(Dataset rows describing interfaces)
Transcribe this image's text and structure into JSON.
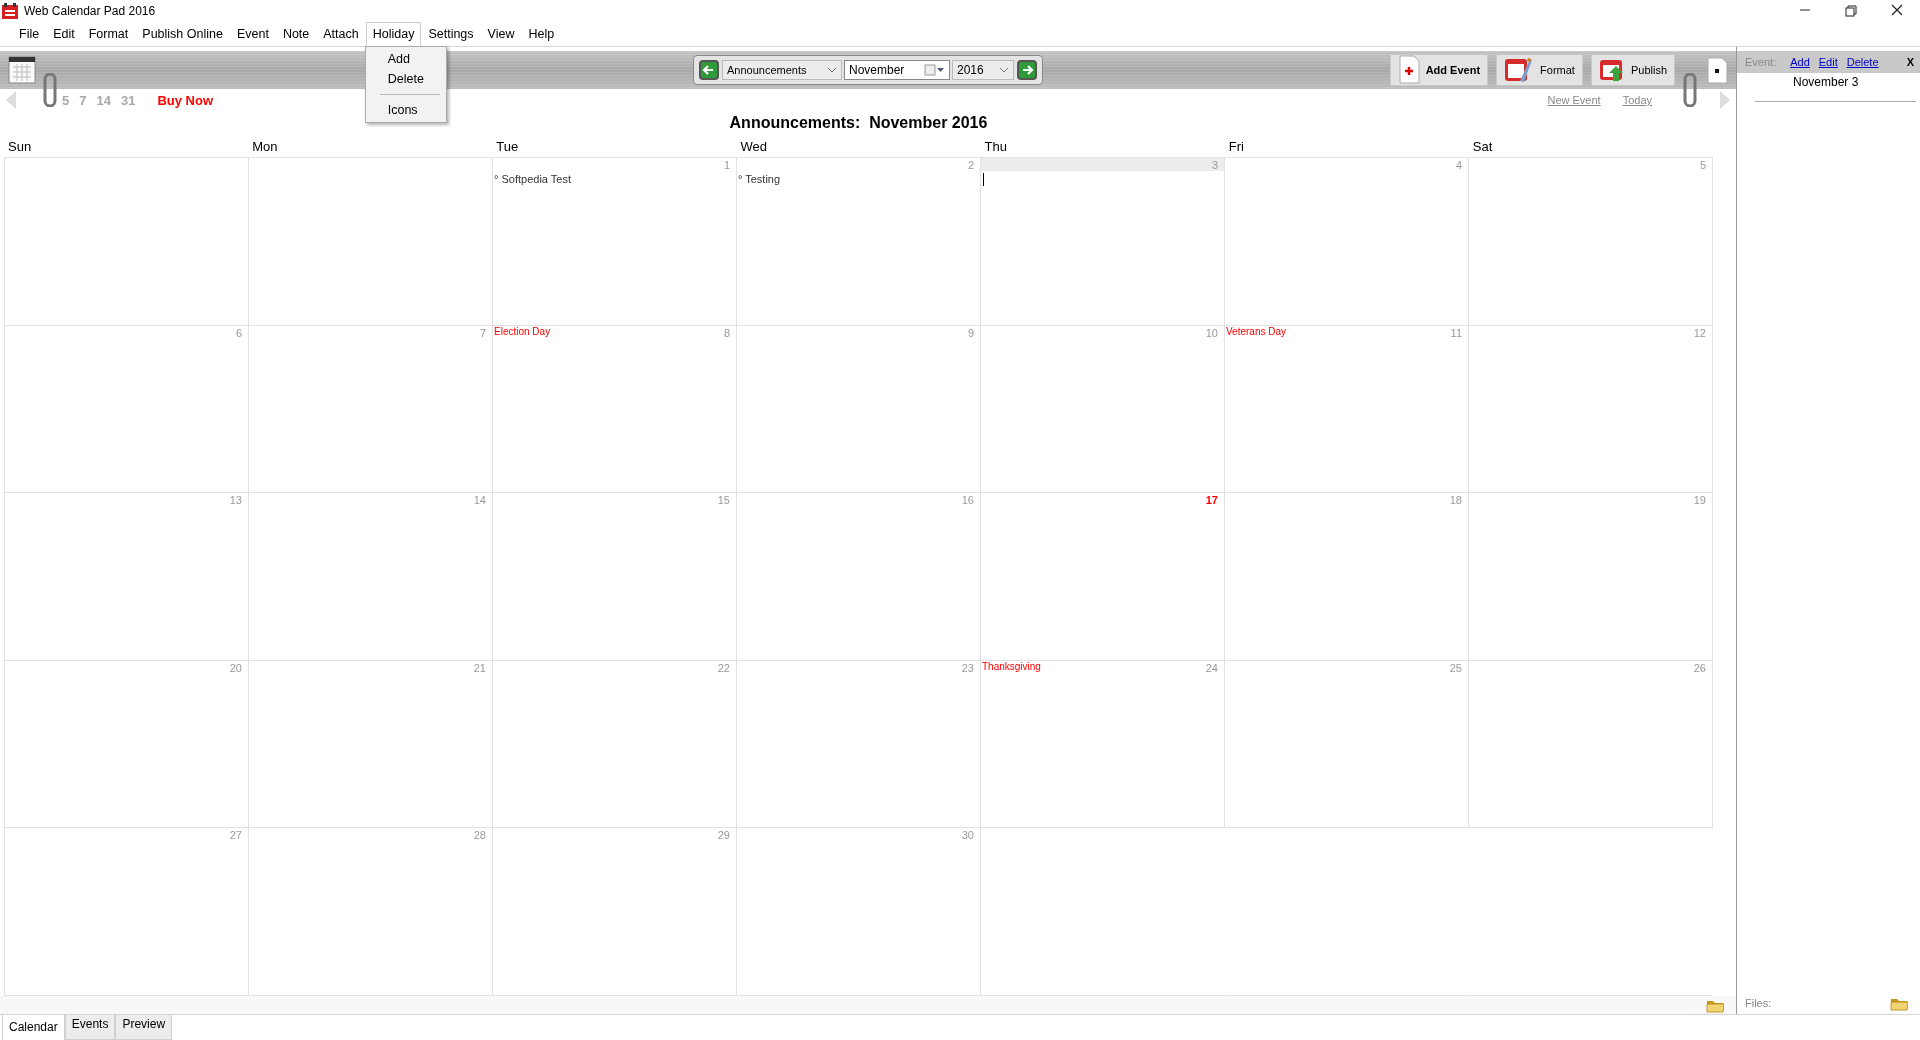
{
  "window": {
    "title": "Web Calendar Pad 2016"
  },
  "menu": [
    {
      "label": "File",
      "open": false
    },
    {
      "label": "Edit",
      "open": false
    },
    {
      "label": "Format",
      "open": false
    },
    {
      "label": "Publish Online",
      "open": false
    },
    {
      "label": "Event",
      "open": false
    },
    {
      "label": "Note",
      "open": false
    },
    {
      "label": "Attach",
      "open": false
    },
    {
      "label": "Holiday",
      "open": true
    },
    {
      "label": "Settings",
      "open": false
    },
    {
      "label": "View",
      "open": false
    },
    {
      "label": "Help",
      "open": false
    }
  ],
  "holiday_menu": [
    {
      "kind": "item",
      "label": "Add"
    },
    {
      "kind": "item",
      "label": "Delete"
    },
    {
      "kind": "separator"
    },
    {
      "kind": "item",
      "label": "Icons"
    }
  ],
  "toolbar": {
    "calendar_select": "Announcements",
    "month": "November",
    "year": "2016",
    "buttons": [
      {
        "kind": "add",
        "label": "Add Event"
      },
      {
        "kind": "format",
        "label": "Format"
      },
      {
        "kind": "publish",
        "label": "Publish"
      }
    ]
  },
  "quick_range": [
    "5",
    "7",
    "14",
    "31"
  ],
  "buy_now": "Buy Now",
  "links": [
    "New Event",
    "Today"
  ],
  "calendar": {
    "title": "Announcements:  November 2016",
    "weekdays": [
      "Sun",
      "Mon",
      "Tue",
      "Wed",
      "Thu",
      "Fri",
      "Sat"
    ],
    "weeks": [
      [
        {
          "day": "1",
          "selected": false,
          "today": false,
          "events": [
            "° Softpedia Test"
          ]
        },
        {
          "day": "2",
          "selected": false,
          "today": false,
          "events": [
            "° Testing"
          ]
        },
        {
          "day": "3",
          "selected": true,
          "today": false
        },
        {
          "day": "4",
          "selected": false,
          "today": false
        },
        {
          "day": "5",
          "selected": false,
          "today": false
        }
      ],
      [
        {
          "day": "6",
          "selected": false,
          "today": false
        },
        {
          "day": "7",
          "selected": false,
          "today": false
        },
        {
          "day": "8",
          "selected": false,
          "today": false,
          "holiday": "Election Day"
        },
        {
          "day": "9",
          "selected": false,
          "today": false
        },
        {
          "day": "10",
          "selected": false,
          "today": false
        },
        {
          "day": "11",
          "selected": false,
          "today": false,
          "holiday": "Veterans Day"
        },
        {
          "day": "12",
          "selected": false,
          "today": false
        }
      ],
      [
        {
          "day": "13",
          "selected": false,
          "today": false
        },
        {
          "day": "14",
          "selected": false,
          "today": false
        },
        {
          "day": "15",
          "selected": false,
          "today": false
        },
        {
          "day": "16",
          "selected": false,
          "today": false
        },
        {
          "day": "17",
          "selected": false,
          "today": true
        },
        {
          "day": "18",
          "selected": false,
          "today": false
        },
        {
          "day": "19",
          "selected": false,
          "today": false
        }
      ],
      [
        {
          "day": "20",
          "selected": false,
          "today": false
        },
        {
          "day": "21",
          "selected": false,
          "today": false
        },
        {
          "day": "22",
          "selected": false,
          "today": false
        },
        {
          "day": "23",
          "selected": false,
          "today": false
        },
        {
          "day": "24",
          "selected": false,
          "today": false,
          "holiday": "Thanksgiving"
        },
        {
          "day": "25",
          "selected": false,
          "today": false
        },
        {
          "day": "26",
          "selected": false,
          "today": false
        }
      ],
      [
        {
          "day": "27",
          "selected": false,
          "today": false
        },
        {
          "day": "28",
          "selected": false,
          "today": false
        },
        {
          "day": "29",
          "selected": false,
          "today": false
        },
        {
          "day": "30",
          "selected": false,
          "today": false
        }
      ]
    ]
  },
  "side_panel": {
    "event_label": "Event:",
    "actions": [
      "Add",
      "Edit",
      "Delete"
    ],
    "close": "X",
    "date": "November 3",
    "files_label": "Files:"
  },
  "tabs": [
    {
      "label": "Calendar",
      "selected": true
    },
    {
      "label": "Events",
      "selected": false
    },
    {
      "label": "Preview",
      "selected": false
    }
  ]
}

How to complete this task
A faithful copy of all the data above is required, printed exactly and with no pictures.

Problem solution
Transcribe this image's text and structure into JSON.
{
  "window": {
    "title": "Web Calendar Pad 2016"
  },
  "menu": [
    {
      "label": "File",
      "open": false
    },
    {
      "label": "Edit",
      "open": false
    },
    {
      "label": "Format",
      "open": false
    },
    {
      "label": "Publish Online",
      "open": false
    },
    {
      "label": "Event",
      "open": false
    },
    {
      "label": "Note",
      "open": false
    },
    {
      "label": "Attach",
      "open": false
    },
    {
      "label": "Holiday",
      "open": true
    },
    {
      "label": "Settings",
      "open": false
    },
    {
      "label": "View",
      "open": false
    },
    {
      "label": "Help",
      "open": false
    }
  ],
  "holiday_menu": [
    {
      "kind": "item",
      "label": "Add"
    },
    {
      "kind": "item",
      "label": "Delete"
    },
    {
      "kind": "separator"
    },
    {
      "kind": "item",
      "label": "Icons"
    }
  ],
  "toolbar": {
    "calendar_select": "Announcements",
    "month": "November",
    "year": "2016",
    "buttons": [
      {
        "kind": "add",
        "label": "Add Event"
      },
      {
        "kind": "format",
        "label": "Format"
      },
      {
        "kind": "publish",
        "label": "Publish"
      }
    ]
  },
  "quick_range": [
    "5",
    "7",
    "14",
    "31"
  ],
  "buy_now": "Buy Now",
  "links": [
    "New Event",
    "Today"
  ],
  "calendar": {
    "title": "Announcements:  November 2016",
    "weekdays": [
      "Sun",
      "Mon",
      "Tue",
      "Wed",
      "Thu",
      "Fri",
      "Sat"
    ],
    "weeks": [
      [
        {
          "day": "1",
          "selected": false,
          "today": false,
          "events": [
            "° Softpedia Test"
          ]
        },
        {
          "day": "2",
          "selected": false,
          "today": false,
          "events": [
            "° Testing"
          ]
        },
        {
          "day": "3",
          "selected": true,
          "today": false
        },
        {
          "day": "4",
          "selected": false,
          "today": false
        },
        {
          "day": "5",
          "selected": false,
          "today": false
        }
      ],
      [
        {
          "day": "6",
          "selected": false,
          "today": false
        },
        {
          "day": "7",
          "selected": false,
          "today": false
        },
        {
          "day": "8",
          "selected": false,
          "today": false,
          "holiday": "Election Day"
        },
        {
          "day": "9",
          "selected": false,
          "today": false
        },
        {
          "day": "10",
          "selected": false,
          "today": false
        },
        {
          "day": "11",
          "selected": false,
          "today": false,
          "holiday": "Veterans Day"
        },
        {
          "day": "12",
          "selected": false,
          "today": false
        }
      ],
      [
        {
          "day": "13",
          "selected": false,
          "today": false
        },
        {
          "day": "14",
          "selected": false,
          "today": false
        },
        {
          "day": "15",
          "selected": false,
          "today": false
        },
        {
          "day": "16",
          "selected": false,
          "today": false
        },
        {
          "day": "17",
          "selected": false,
          "today": true
        },
        {
          "day": "18",
          "selected": false,
          "today": false
        },
        {
          "day": "19",
          "selected": false,
          "today": false
        }
      ],
      [
        {
          "day": "20",
          "selected": false,
          "today": false
        },
        {
          "day": "21",
          "selected": false,
          "today": false
        },
        {
          "day": "22",
          "selected": false,
          "today": false
        },
        {
          "day": "23",
          "selected": false,
          "today": false
        },
        {
          "day": "24",
          "selected": false,
          "today": false,
          "holiday": "Thanksgiving"
        },
        {
          "day": "25",
          "selected": false,
          "today": false
        },
        {
          "day": "26",
          "selected": false,
          "today": false
        }
      ],
      [
        {
          "day": "27",
          "selected": false,
          "today": false
        },
        {
          "day": "28",
          "selected": false,
          "today": false
        },
        {
          "day": "29",
          "selected": false,
          "today": false
        },
        {
          "day": "30",
          "selected": false,
          "today": false
        }
      ]
    ]
  },
  "side_panel": {
    "event_label": "Event:",
    "actions": [
      "Add",
      "Edit",
      "Delete"
    ],
    "close": "X",
    "date": "November 3",
    "files_label": "Files:"
  },
  "tabs": [
    {
      "label": "Calendar",
      "selected": true
    },
    {
      "label": "Events",
      "selected": false
    },
    {
      "label": "Preview",
      "selected": false
    }
  ]
}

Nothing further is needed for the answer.